> _Your assignment_
Below are records; copy every line in them that holds the word "wallet".
---------- Data shown ----------
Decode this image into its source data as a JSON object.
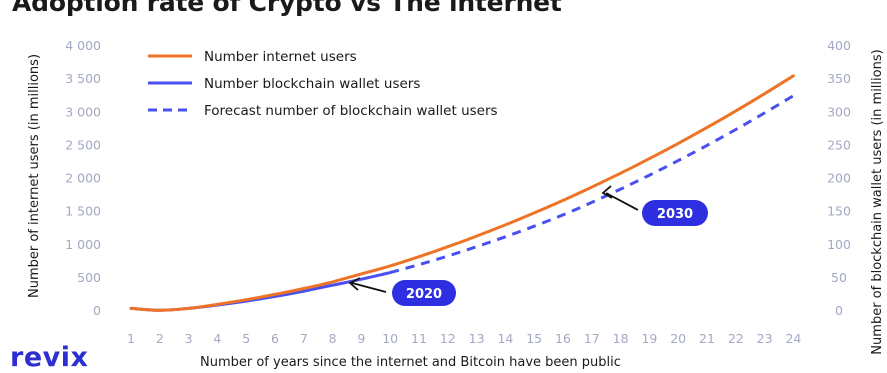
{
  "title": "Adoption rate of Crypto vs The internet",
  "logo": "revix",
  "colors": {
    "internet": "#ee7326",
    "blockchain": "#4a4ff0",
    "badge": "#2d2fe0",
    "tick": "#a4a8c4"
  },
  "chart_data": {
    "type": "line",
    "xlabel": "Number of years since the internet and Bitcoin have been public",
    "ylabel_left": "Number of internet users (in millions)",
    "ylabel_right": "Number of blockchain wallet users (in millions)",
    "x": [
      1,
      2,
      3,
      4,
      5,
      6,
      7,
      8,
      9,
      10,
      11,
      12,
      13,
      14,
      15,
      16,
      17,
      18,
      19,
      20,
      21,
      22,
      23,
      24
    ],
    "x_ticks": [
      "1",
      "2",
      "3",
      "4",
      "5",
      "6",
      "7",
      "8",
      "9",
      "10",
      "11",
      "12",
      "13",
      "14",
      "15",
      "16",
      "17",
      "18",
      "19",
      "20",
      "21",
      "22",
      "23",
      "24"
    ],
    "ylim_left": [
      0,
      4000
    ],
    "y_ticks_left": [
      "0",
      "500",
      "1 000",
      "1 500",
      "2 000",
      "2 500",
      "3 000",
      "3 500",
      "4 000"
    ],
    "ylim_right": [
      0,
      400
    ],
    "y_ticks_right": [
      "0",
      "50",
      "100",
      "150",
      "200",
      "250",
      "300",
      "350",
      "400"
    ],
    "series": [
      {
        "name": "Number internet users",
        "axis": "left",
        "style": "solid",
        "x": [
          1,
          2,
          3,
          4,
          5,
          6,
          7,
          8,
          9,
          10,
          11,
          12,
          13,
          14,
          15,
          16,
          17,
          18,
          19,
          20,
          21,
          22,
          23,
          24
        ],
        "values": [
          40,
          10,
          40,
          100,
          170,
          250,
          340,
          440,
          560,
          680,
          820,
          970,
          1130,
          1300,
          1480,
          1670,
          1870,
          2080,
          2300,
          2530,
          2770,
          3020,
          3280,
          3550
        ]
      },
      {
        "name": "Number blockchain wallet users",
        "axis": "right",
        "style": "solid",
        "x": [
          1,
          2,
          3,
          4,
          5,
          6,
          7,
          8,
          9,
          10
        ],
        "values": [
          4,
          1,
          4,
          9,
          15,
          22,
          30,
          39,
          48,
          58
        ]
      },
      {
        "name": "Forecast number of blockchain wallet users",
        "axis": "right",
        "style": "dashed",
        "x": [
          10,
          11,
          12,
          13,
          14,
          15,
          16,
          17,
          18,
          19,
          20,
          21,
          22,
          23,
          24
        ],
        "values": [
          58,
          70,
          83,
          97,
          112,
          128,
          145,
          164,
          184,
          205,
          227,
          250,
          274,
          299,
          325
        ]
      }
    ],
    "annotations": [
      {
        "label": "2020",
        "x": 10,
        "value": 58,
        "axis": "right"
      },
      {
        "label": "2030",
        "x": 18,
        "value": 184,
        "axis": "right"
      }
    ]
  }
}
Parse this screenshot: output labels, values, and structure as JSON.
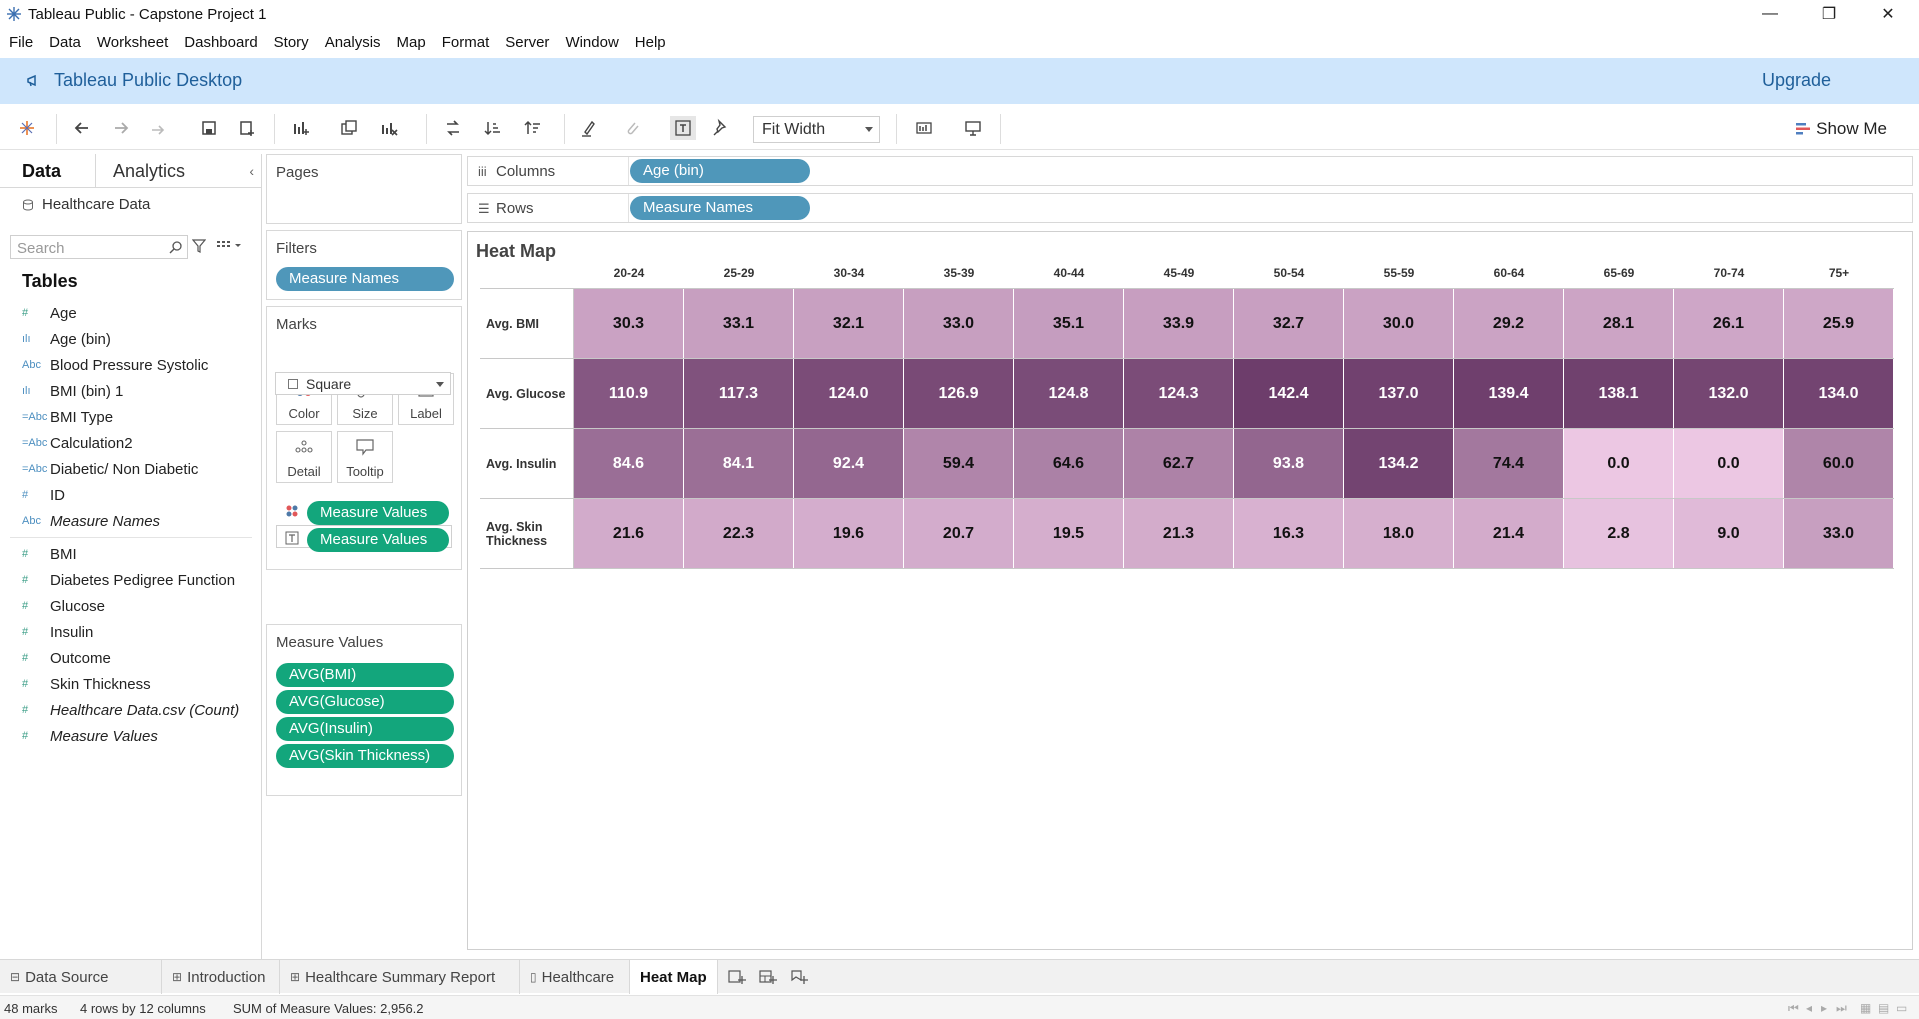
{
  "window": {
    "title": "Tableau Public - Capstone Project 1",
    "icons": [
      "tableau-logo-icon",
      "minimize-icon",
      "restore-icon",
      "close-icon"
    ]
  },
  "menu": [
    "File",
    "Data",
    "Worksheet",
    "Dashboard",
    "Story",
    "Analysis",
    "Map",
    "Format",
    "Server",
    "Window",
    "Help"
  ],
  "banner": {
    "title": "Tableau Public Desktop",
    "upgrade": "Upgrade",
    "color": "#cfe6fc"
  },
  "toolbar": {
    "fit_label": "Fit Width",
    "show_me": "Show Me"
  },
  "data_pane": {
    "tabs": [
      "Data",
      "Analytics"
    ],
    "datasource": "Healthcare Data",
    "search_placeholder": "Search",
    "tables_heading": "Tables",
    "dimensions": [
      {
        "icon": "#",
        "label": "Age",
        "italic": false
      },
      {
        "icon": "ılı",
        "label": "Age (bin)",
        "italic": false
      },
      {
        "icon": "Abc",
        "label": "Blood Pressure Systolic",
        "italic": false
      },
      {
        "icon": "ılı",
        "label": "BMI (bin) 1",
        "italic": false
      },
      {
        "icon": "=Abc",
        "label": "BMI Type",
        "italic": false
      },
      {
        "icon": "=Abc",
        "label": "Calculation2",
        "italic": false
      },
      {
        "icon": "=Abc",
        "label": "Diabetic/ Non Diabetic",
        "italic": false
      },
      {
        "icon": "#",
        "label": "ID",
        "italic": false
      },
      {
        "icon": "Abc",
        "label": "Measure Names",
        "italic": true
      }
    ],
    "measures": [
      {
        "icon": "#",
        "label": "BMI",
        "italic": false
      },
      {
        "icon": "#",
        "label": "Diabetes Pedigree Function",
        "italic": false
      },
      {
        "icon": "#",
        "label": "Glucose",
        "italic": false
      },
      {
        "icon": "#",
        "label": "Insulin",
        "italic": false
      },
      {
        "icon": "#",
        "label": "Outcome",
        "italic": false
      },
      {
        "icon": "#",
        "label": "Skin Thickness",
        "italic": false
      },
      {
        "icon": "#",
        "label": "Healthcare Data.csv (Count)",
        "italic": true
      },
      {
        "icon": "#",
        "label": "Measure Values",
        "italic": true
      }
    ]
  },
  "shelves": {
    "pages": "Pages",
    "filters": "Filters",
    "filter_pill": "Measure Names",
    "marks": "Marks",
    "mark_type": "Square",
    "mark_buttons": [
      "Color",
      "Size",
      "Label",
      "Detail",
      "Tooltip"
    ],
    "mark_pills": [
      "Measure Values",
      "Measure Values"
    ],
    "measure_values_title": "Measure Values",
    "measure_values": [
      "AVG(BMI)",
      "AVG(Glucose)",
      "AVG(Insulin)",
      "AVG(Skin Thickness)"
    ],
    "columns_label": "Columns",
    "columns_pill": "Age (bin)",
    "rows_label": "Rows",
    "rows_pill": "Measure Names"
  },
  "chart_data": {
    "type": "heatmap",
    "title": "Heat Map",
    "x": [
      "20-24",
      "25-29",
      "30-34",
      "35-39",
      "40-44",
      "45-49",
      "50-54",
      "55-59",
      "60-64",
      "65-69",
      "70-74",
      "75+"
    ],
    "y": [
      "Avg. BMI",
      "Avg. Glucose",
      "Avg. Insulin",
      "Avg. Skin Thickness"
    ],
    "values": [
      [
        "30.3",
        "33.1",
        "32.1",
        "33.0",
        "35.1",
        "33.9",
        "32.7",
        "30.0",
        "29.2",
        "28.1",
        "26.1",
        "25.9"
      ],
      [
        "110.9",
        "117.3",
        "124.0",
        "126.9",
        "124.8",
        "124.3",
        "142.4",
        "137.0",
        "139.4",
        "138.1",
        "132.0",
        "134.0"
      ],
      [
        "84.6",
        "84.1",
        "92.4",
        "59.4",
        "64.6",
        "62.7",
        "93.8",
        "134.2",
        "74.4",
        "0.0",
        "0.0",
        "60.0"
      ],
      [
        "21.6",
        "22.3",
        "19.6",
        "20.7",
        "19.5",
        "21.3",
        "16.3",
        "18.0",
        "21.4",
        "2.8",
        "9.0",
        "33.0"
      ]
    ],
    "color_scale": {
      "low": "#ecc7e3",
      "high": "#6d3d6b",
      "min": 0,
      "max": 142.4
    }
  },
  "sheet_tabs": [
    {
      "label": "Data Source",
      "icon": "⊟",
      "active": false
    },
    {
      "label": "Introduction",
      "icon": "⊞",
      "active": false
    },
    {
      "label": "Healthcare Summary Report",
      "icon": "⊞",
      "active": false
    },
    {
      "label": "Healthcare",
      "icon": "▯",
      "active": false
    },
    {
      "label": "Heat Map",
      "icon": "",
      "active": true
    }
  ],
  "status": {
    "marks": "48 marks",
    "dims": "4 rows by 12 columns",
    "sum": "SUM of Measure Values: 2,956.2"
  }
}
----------
> _Answer box_
    "ylabel_right": "Number of blockchain wallet users (in millions)",
        "name": "Number blockchain wallet users",
        "name": "Forecast number of blockchain wallet users",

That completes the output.